I’m just a dude who spends too much time online. Facebook, Instagram, Twitter, etc are all different fronts for our operations away from our day to days. Social media has allowed us to be the curators of our lives. We get to choose what the world gets to see from us which has put us in a predicament. It’s extremely easy for those of you, like me, who fed off the little spikes in dopamine through likes and shares to get addicted. This new age of internet has mutated a new strain of vanity that can easily be masked in a false vale of humility (#blessed) and therefore goes unchecked and a lot times, or even rewarded. There are many, like Elizabeth Olsen’s character in the movie, who make a living by sharing their lives on Instagram. Being “influencers”. Not knocking it, you do you boo-boo. It’s so crazy to think that we live in a time where there’s no such thing as overexposure; there is no over sharing. We can give everyone and anyone access into our lives just by simply accepting a friend request.

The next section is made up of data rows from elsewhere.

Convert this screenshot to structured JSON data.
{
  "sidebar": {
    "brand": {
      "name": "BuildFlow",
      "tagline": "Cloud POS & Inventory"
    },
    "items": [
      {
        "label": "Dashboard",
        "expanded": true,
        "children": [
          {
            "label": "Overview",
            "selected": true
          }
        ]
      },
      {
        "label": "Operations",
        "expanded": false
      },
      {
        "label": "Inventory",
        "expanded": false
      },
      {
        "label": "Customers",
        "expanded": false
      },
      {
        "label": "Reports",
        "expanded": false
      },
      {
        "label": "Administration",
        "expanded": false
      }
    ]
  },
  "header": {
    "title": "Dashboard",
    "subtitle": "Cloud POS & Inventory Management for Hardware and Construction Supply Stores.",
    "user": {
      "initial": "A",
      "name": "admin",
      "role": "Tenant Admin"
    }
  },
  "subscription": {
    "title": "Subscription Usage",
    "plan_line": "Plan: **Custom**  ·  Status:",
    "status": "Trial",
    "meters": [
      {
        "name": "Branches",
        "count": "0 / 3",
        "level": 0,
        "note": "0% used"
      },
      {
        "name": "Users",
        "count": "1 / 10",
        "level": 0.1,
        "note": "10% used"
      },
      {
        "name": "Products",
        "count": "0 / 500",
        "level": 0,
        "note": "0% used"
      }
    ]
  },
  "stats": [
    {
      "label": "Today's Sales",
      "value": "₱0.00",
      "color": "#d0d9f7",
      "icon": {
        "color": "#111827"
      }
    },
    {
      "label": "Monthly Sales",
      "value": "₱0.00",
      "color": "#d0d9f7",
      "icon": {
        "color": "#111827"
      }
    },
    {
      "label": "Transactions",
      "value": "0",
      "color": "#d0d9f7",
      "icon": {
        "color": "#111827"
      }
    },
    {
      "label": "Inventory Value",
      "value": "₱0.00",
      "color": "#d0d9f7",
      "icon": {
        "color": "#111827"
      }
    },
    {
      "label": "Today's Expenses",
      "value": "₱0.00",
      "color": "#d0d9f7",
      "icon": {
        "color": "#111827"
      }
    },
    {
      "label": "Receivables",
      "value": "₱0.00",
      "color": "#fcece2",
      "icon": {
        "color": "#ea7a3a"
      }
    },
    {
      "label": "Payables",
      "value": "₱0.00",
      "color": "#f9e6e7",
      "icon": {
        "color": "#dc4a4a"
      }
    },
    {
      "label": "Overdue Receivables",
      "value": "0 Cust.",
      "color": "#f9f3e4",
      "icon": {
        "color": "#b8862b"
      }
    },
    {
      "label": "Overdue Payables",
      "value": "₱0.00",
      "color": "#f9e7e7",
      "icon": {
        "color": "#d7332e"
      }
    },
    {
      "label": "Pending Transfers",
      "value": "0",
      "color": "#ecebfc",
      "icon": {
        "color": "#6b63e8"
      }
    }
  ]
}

I just finished this article and I’m not gonna lie, I can’t wait to get back on Facebook. There’s just so much I feel like I might be missing out on *Tyrone Biggums neck scratch* Bout to hit the like button on so many cute animal videos. You have #noidea. Social media isn’t all bad either. You can connect with so many people and keep in contact with friends that before you could only call. And knowing my anxiety, that means I’d never see y’all again. That’s what got to me the most about Ingrid Goes West. It identified the problems and insecurities I have with social media so accurately that it made me take a step back from all of it. Do I dare go back into the dark underworld of madness, mimosa brunches, and fail videos? I take a deep breath… and open my 20+ notifications. Alas, who is Batman without a Gotham.
Alexander (Axx) McAlister